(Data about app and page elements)
---*---

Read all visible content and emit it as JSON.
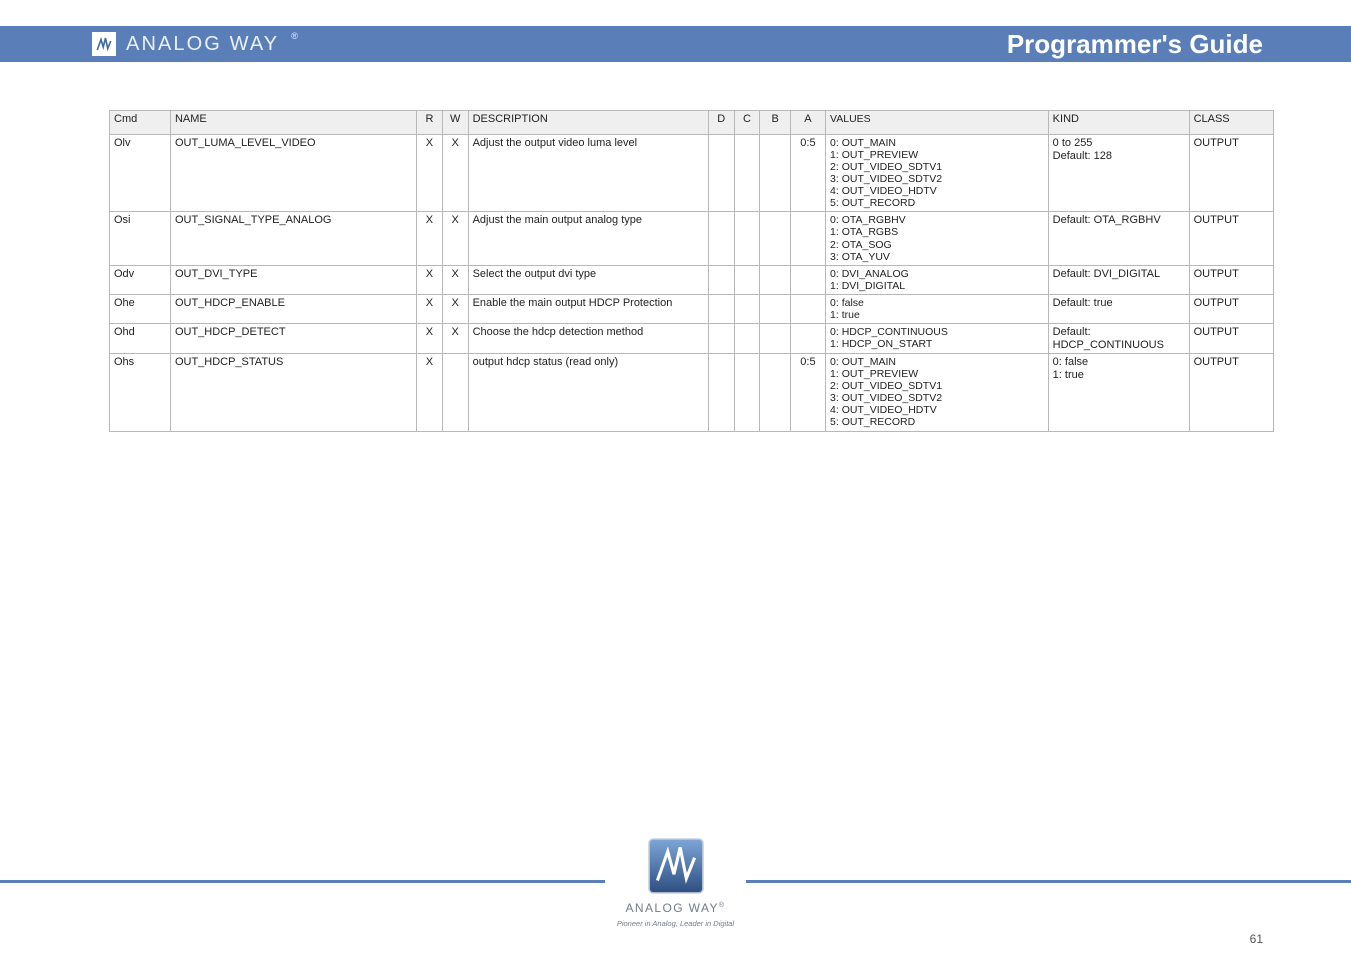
{
  "header": {
    "brand": "ANALOG WAY",
    "reg": "®",
    "title": "Programmer's Guide"
  },
  "table": {
    "headers": [
      "Cmd",
      "NAME",
      "R",
      "W",
      "DESCRIPTION",
      "D",
      "C",
      "B",
      "A",
      "VALUES",
      "KIND",
      "CLASS"
    ],
    "rows": [
      {
        "cmd": "Olv",
        "name": "OUT_LUMA_LEVEL_VIDEO",
        "r": "X",
        "w": "X",
        "desc": "Adjust the output video luma level",
        "d": "",
        "c": "",
        "b": "",
        "a": "0:5",
        "vals": "0: OUT_MAIN\n1: OUT_PREVIEW\n2: OUT_VIDEO_SDTV1\n3: OUT_VIDEO_SDTV2\n4: OUT_VIDEO_HDTV\n5: OUT_RECORD",
        "kind": "0 to 255\nDefault: 128",
        "class": "OUTPUT"
      },
      {
        "cmd": "Osi",
        "name": "OUT_SIGNAL_TYPE_ANALOG",
        "r": "X",
        "w": "X",
        "desc": "Adjust the main output analog type",
        "d": "",
        "c": "",
        "b": "",
        "a": "",
        "vals": "0: OTA_RGBHV\n1: OTA_RGBS\n2: OTA_SOG\n3: OTA_YUV",
        "kind": "Default: OTA_RGBHV",
        "class": "OUTPUT"
      },
      {
        "cmd": "Odv",
        "name": "OUT_DVI_TYPE",
        "r": "X",
        "w": "X",
        "desc": "Select the output dvi type",
        "d": "",
        "c": "",
        "b": "",
        "a": "",
        "vals": "0: DVI_ANALOG\n1: DVI_DIGITAL",
        "kind": "Default: DVI_DIGITAL",
        "class": "OUTPUT"
      },
      {
        "cmd": "Ohe",
        "name": "OUT_HDCP_ENABLE",
        "r": "X",
        "w": "X",
        "desc": "Enable the main output HDCP Protection",
        "d": "",
        "c": "",
        "b": "",
        "a": "",
        "vals": "0: false\n1: true",
        "kind": "Default: true",
        "class": "OUTPUT"
      },
      {
        "cmd": "Ohd",
        "name": "OUT_HDCP_DETECT",
        "r": "X",
        "w": "X",
        "desc": "Choose the hdcp detection method",
        "d": "",
        "c": "",
        "b": "",
        "a": "",
        "vals": "0: HDCP_CONTINUOUS\n1: HDCP_ON_START",
        "kind": "Default: HDCP_CONTINUOUS",
        "class": "OUTPUT"
      },
      {
        "cmd": "Ohs",
        "name": "OUT_HDCP_STATUS",
        "r": "X",
        "w": "",
        "desc": "output hdcp status (read only)",
        "d": "",
        "c": "",
        "b": "",
        "a": "0:5",
        "vals": "0: OUT_MAIN\n1: OUT_PREVIEW\n2: OUT_VIDEO_SDTV1\n3: OUT_VIDEO_SDTV2\n4: OUT_VIDEO_HDTV\n5: OUT_RECORD",
        "kind": "0: false\n1: true",
        "class": "OUTPUT"
      }
    ]
  },
  "footer": {
    "brand": "ANALOG WAY",
    "reg": "®",
    "tag": "Pioneer in Analog, Leader in Digital",
    "page": "61"
  }
}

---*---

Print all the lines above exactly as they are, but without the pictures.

Task answer
Read all visible content and emit it as JSON.
{
  "header": {
    "brand": "ANALOG WAY",
    "reg": "®",
    "title": "Programmer's Guide"
  },
  "table": {
    "headers": [
      "Cmd",
      "NAME",
      "R",
      "W",
      "DESCRIPTION",
      "D",
      "C",
      "B",
      "A",
      "VALUES",
      "KIND",
      "CLASS"
    ],
    "rows": [
      {
        "cmd": "Olv",
        "name": "OUT_LUMA_LEVEL_VIDEO",
        "r": "X",
        "w": "X",
        "desc": "Adjust the output video luma level",
        "d": "",
        "c": "",
        "b": "",
        "a": "0:5",
        "vals": "0: OUT_MAIN\n1: OUT_PREVIEW\n2: OUT_VIDEO_SDTV1\n3: OUT_VIDEO_SDTV2\n4: OUT_VIDEO_HDTV\n5: OUT_RECORD",
        "kind": "0 to 255\nDefault: 128",
        "class": "OUTPUT"
      },
      {
        "cmd": "Osi",
        "name": "OUT_SIGNAL_TYPE_ANALOG",
        "r": "X",
        "w": "X",
        "desc": "Adjust the main output analog type",
        "d": "",
        "c": "",
        "b": "",
        "a": "",
        "vals": "0: OTA_RGBHV\n1: OTA_RGBS\n2: OTA_SOG\n3: OTA_YUV",
        "kind": "Default: OTA_RGBHV",
        "class": "OUTPUT"
      },
      {
        "cmd": "Odv",
        "name": "OUT_DVI_TYPE",
        "r": "X",
        "w": "X",
        "desc": "Select the output dvi type",
        "d": "",
        "c": "",
        "b": "",
        "a": "",
        "vals": "0: DVI_ANALOG\n1: DVI_DIGITAL",
        "kind": "Default: DVI_DIGITAL",
        "class": "OUTPUT"
      },
      {
        "cmd": "Ohe",
        "name": "OUT_HDCP_ENABLE",
        "r": "X",
        "w": "X",
        "desc": "Enable the main output HDCP Protection",
        "d": "",
        "c": "",
        "b": "",
        "a": "",
        "vals": "0: false\n1: true",
        "kind": "Default: true",
        "class": "OUTPUT"
      },
      {
        "cmd": "Ohd",
        "name": "OUT_HDCP_DETECT",
        "r": "X",
        "w": "X",
        "desc": "Choose the hdcp detection method",
        "d": "",
        "c": "",
        "b": "",
        "a": "",
        "vals": "0: HDCP_CONTINUOUS\n1: HDCP_ON_START",
        "kind": "Default: HDCP_CONTINUOUS",
        "class": "OUTPUT"
      },
      {
        "cmd": "Ohs",
        "name": "OUT_HDCP_STATUS",
        "r": "X",
        "w": "",
        "desc": "output hdcp status (read only)",
        "d": "",
        "c": "",
        "b": "",
        "a": "0:5",
        "vals": "0: OUT_MAIN\n1: OUT_PREVIEW\n2: OUT_VIDEO_SDTV1\n3: OUT_VIDEO_SDTV2\n4: OUT_VIDEO_HDTV\n5: OUT_RECORD",
        "kind": "0: false\n1: true",
        "class": "OUTPUT"
      }
    ]
  },
  "footer": {
    "brand": "ANALOG WAY",
    "reg": "®",
    "tag": "Pioneer in Analog, Leader in Digital",
    "page": "61"
  }
}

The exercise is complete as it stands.